### Required work
Search the entries for lines that contain the word "value", and report each one found.

### Stored records
|---|
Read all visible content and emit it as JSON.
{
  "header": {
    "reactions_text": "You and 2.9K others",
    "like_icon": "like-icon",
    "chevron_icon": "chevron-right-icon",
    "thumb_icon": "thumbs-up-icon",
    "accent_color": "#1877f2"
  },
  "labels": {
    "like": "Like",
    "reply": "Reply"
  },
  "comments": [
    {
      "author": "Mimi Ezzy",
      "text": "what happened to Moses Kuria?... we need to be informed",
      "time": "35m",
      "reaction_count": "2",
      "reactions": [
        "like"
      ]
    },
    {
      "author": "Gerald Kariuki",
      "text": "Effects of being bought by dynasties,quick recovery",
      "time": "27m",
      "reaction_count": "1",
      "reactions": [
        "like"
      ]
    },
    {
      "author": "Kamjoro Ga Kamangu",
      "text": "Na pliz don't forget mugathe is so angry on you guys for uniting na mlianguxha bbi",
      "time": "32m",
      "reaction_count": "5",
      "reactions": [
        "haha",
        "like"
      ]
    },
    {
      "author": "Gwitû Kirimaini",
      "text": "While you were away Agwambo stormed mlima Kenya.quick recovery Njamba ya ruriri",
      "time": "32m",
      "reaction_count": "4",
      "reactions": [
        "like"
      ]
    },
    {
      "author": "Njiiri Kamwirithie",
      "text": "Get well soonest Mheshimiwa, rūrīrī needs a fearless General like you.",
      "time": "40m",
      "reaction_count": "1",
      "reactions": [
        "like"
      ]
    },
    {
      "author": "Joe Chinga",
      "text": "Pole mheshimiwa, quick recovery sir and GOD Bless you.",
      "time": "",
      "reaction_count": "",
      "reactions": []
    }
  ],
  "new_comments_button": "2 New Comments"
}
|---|
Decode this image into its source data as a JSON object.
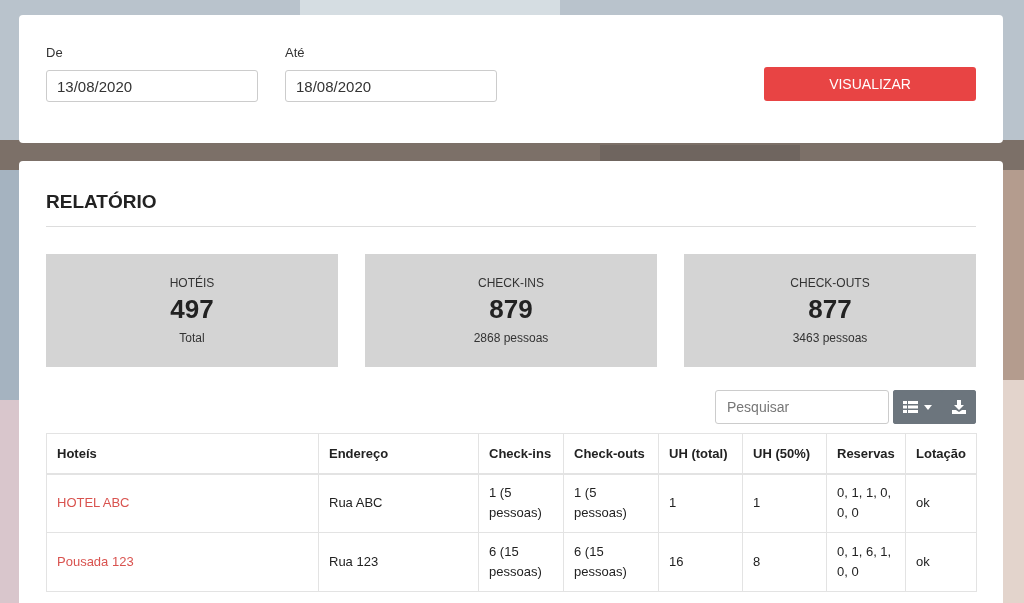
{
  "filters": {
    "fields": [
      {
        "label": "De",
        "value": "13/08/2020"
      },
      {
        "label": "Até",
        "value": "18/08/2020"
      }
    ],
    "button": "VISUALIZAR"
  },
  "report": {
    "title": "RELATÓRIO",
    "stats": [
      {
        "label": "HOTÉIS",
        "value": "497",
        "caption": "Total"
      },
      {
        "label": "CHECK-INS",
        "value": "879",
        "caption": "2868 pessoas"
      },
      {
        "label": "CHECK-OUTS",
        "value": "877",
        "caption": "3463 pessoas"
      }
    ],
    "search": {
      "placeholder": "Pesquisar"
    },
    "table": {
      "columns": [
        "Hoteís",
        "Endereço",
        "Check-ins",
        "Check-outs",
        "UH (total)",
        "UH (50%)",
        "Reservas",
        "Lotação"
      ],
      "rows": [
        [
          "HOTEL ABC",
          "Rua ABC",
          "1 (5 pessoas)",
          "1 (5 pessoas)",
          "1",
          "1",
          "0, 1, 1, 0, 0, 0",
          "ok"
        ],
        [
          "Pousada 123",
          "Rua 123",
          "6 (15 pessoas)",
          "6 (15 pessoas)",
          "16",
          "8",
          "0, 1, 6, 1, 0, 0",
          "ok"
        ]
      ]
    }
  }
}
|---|
### Reply
        "value": "13/08/2020"
        "value": "18/08/2020"
        "value": "497",
        "value": "879",
        "value": "877",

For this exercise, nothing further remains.